(INFORMATION begins)
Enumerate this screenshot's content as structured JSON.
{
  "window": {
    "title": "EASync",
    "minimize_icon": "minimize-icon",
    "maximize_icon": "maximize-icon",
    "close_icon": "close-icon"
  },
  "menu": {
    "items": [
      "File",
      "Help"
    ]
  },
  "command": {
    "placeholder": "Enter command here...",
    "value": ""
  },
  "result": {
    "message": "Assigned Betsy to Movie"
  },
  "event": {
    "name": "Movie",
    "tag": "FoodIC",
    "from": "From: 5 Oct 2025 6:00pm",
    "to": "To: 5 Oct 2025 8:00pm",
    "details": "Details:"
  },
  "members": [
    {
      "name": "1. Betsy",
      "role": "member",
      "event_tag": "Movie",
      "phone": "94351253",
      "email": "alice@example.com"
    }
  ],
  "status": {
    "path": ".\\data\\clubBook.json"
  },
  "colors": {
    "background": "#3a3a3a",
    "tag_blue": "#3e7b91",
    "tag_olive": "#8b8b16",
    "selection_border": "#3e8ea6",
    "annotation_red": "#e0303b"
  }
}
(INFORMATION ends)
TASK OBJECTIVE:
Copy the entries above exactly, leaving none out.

EXERCISE RESULT:
Enumerate this screenshot's content as structured JSON.
{
  "window": {
    "title": "EASync",
    "minimize_icon": "minimize-icon",
    "maximize_icon": "maximize-icon",
    "close_icon": "close-icon"
  },
  "menu": {
    "items": [
      "File",
      "Help"
    ]
  },
  "command": {
    "placeholder": "Enter command here...",
    "value": ""
  },
  "result": {
    "message": "Assigned Betsy to Movie"
  },
  "event": {
    "name": "Movie",
    "tag": "FoodIC",
    "from": "From: 5 Oct 2025 6:00pm",
    "to": "To: 5 Oct 2025 8:00pm",
    "details": "Details:"
  },
  "members": [
    {
      "name": "1. Betsy",
      "role": "member",
      "event_tag": "Movie",
      "phone": "94351253",
      "email": "alice@example.com"
    }
  ],
  "status": {
    "path": ".\\data\\clubBook.json"
  },
  "colors": {
    "background": "#3a3a3a",
    "tag_blue": "#3e7b91",
    "tag_olive": "#8b8b16",
    "selection_border": "#3e8ea6",
    "annotation_red": "#e0303b"
  }
}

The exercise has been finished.